**PROBLEM REQUIREMENTS**
Report back every line from the entries below in which the word "Level" occurs.

**TASK INPUTS**
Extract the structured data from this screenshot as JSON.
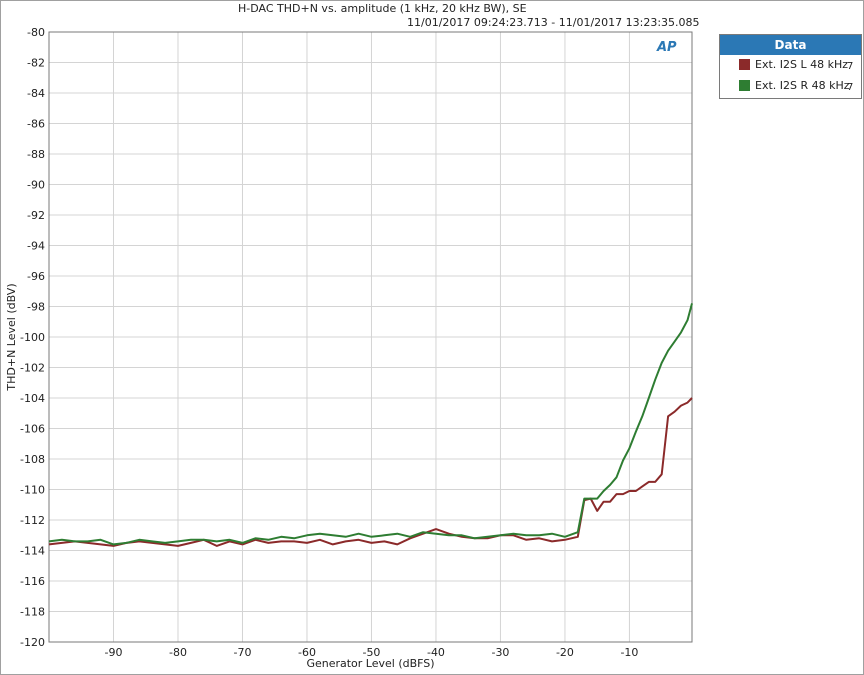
{
  "title": "H-DAC THD+N vs. amplitude (1 kHz, 20 kHz BW), SE",
  "subtitle": "11/01/2017 09:24:23.713 - 11/01/2017 13:23:35.085",
  "logo_text": "AP",
  "legend": {
    "header": "Data",
    "items": [
      {
        "label": "Ext. I2S L 48 kHz",
        "num": "7",
        "color": "#8b2a2a"
      },
      {
        "label": "Ext. I2S R 48 kHz",
        "num": "7",
        "color": "#2e7d32"
      }
    ]
  },
  "chart_data": {
    "type": "line",
    "title": "H-DAC THD+N vs. amplitude (1 kHz, 20 kHz BW), SE",
    "xlabel": "Generator Level (dBFS)",
    "ylabel": "THD+N Level (dBV)",
    "xlim": [
      -100,
      -0.3
    ],
    "ylim": [
      -120,
      -80
    ],
    "xticks": [
      -90,
      -80,
      -70,
      -60,
      -50,
      -40,
      -30,
      -20,
      -10
    ],
    "yticks": [
      -120,
      -118,
      -116,
      -114,
      -112,
      -110,
      -108,
      -106,
      -104,
      -102,
      -100,
      -98,
      -96,
      -94,
      -92,
      -90,
      -88,
      -86,
      -84,
      -82,
      -80
    ],
    "grid": true,
    "series": [
      {
        "name": "Ext. I2S L 48 kHz",
        "color": "#8b2a2a",
        "points": [
          [
            -100,
            -113.6
          ],
          [
            -98,
            -113.5
          ],
          [
            -96,
            -113.4
          ],
          [
            -94,
            -113.5
          ],
          [
            -92,
            -113.6
          ],
          [
            -90,
            -113.7
          ],
          [
            -88,
            -113.5
          ],
          [
            -86,
            -113.4
          ],
          [
            -84,
            -113.5
          ],
          [
            -82,
            -113.6
          ],
          [
            -80,
            -113.7
          ],
          [
            -78,
            -113.5
          ],
          [
            -76,
            -113.3
          ],
          [
            -74,
            -113.7
          ],
          [
            -72,
            -113.4
          ],
          [
            -70,
            -113.6
          ],
          [
            -68,
            -113.3
          ],
          [
            -66,
            -113.5
          ],
          [
            -64,
            -113.4
          ],
          [
            -62,
            -113.4
          ],
          [
            -60,
            -113.5
          ],
          [
            -58,
            -113.3
          ],
          [
            -56,
            -113.6
          ],
          [
            -54,
            -113.4
          ],
          [
            -52,
            -113.3
          ],
          [
            -50,
            -113.5
          ],
          [
            -48,
            -113.4
          ],
          [
            -46,
            -113.6
          ],
          [
            -44,
            -113.2
          ],
          [
            -42,
            -112.9
          ],
          [
            -40,
            -112.6
          ],
          [
            -38,
            -112.9
          ],
          [
            -36,
            -113.1
          ],
          [
            -34,
            -113.2
          ],
          [
            -32,
            -113.2
          ],
          [
            -30,
            -113.0
          ],
          [
            -28,
            -113.0
          ],
          [
            -26,
            -113.3
          ],
          [
            -24,
            -113.2
          ],
          [
            -22,
            -113.4
          ],
          [
            -20,
            -113.3
          ],
          [
            -18,
            -113.1
          ],
          [
            -17,
            -110.7
          ],
          [
            -16,
            -110.6
          ],
          [
            -15,
            -111.4
          ],
          [
            -14,
            -110.8
          ],
          [
            -13,
            -110.8
          ],
          [
            -12,
            -110.3
          ],
          [
            -11,
            -110.3
          ],
          [
            -10,
            -110.1
          ],
          [
            -9,
            -110.1
          ],
          [
            -8,
            -109.8
          ],
          [
            -7,
            -109.5
          ],
          [
            -6,
            -109.5
          ],
          [
            -5,
            -109.0
          ],
          [
            -4,
            -105.2
          ],
          [
            -3,
            -104.9
          ],
          [
            -2,
            -104.5
          ],
          [
            -1,
            -104.3
          ],
          [
            -0.3,
            -104.0
          ]
        ]
      },
      {
        "name": "Ext. I2S R 48 kHz",
        "color": "#2e7d32",
        "points": [
          [
            -100,
            -113.4
          ],
          [
            -98,
            -113.3
          ],
          [
            -96,
            -113.4
          ],
          [
            -94,
            -113.4
          ],
          [
            -92,
            -113.3
          ],
          [
            -90,
            -113.6
          ],
          [
            -88,
            -113.5
          ],
          [
            -86,
            -113.3
          ],
          [
            -84,
            -113.4
          ],
          [
            -82,
            -113.5
          ],
          [
            -80,
            -113.4
          ],
          [
            -78,
            -113.3
          ],
          [
            -76,
            -113.3
          ],
          [
            -74,
            -113.4
          ],
          [
            -72,
            -113.3
          ],
          [
            -70,
            -113.5
          ],
          [
            -68,
            -113.2
          ],
          [
            -66,
            -113.3
          ],
          [
            -64,
            -113.1
          ],
          [
            -62,
            -113.2
          ],
          [
            -60,
            -113.0
          ],
          [
            -58,
            -112.9
          ],
          [
            -56,
            -113.0
          ],
          [
            -54,
            -113.1
          ],
          [
            -52,
            -112.9
          ],
          [
            -50,
            -113.1
          ],
          [
            -48,
            -113.0
          ],
          [
            -46,
            -112.9
          ],
          [
            -44,
            -113.1
          ],
          [
            -42,
            -112.8
          ],
          [
            -40,
            -112.9
          ],
          [
            -38,
            -113.0
          ],
          [
            -36,
            -113.0
          ],
          [
            -34,
            -113.2
          ],
          [
            -32,
            -113.1
          ],
          [
            -30,
            -113.0
          ],
          [
            -28,
            -112.9
          ],
          [
            -26,
            -113.0
          ],
          [
            -24,
            -113.0
          ],
          [
            -22,
            -112.9
          ],
          [
            -20,
            -113.1
          ],
          [
            -18,
            -112.8
          ],
          [
            -17,
            -110.6
          ],
          [
            -16,
            -110.6
          ],
          [
            -15,
            -110.6
          ],
          [
            -14,
            -110.1
          ],
          [
            -13,
            -109.7
          ],
          [
            -12,
            -109.2
          ],
          [
            -11,
            -108.1
          ],
          [
            -10,
            -107.3
          ],
          [
            -9,
            -106.2
          ],
          [
            -8,
            -105.2
          ],
          [
            -7,
            -104.0
          ],
          [
            -6,
            -102.8
          ],
          [
            -5,
            -101.7
          ],
          [
            -4,
            -100.9
          ],
          [
            -3,
            -100.3
          ],
          [
            -2,
            -99.7
          ],
          [
            -1,
            -98.9
          ],
          [
            -0.3,
            -97.8
          ]
        ]
      }
    ]
  }
}
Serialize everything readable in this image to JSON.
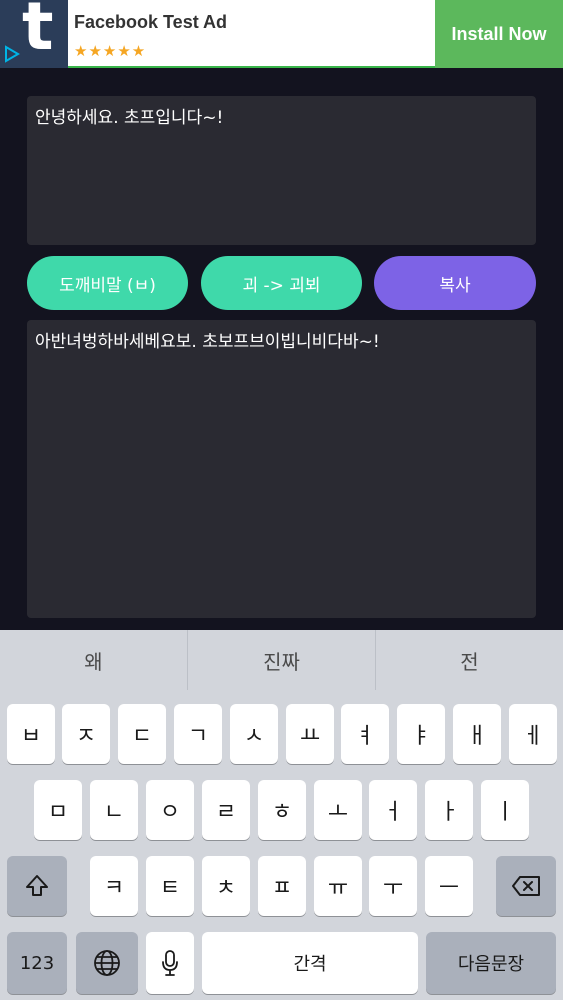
{
  "ad": {
    "title": "Facebook Test Ad",
    "stars": "★★★★★",
    "install_label": "Install Now",
    "logo_letter": "t",
    "colors": {
      "install_bg": "#5cb85c",
      "logo_bg": "#2b3d59",
      "stars": "#f5a623"
    }
  },
  "input_text": "안녕하세요. 초프입니다~!",
  "buttons": {
    "dokkaebi": "도깨비말 (ㅂ)",
    "convert": "괴 -> 괴뵈",
    "copy": "복사"
  },
  "output_text": "아반녀벙하바세베요보. 초보프브이빕니비다바~!",
  "colors": {
    "green": "#3fd9aa",
    "purple": "#7d63e6",
    "background": "#13131f",
    "textbox": "#2a2a32"
  },
  "keyboard": {
    "suggestions": [
      "왜",
      "진짜",
      "전"
    ],
    "row1": [
      "ㅂ",
      "ㅈ",
      "ㄷ",
      "ㄱ",
      "ㅅ",
      "ㅛ",
      "ㅕ",
      "ㅑ",
      "ㅐ",
      "ㅔ"
    ],
    "row2": [
      "ㅁ",
      "ㄴ",
      "ㅇ",
      "ㄹ",
      "ㅎ",
      "ㅗ",
      "ㅓ",
      "ㅏ",
      "ㅣ"
    ],
    "row3": [
      "ㅋ",
      "ㅌ",
      "ㅊ",
      "ㅍ",
      "ㅠ",
      "ㅜ",
      "ㅡ"
    ],
    "numbers_label": "123",
    "space_label": "간격",
    "return_label": "다음문장",
    "icons": {
      "shift": "shift-icon",
      "backspace": "backspace-icon",
      "globe": "globe-icon",
      "mic": "microphone-icon"
    }
  }
}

**EXERCISE RESPONSE**
    "xlabel": "Generator Level (dBFS)",
    "ylabel": "THD+N Level (dBV)",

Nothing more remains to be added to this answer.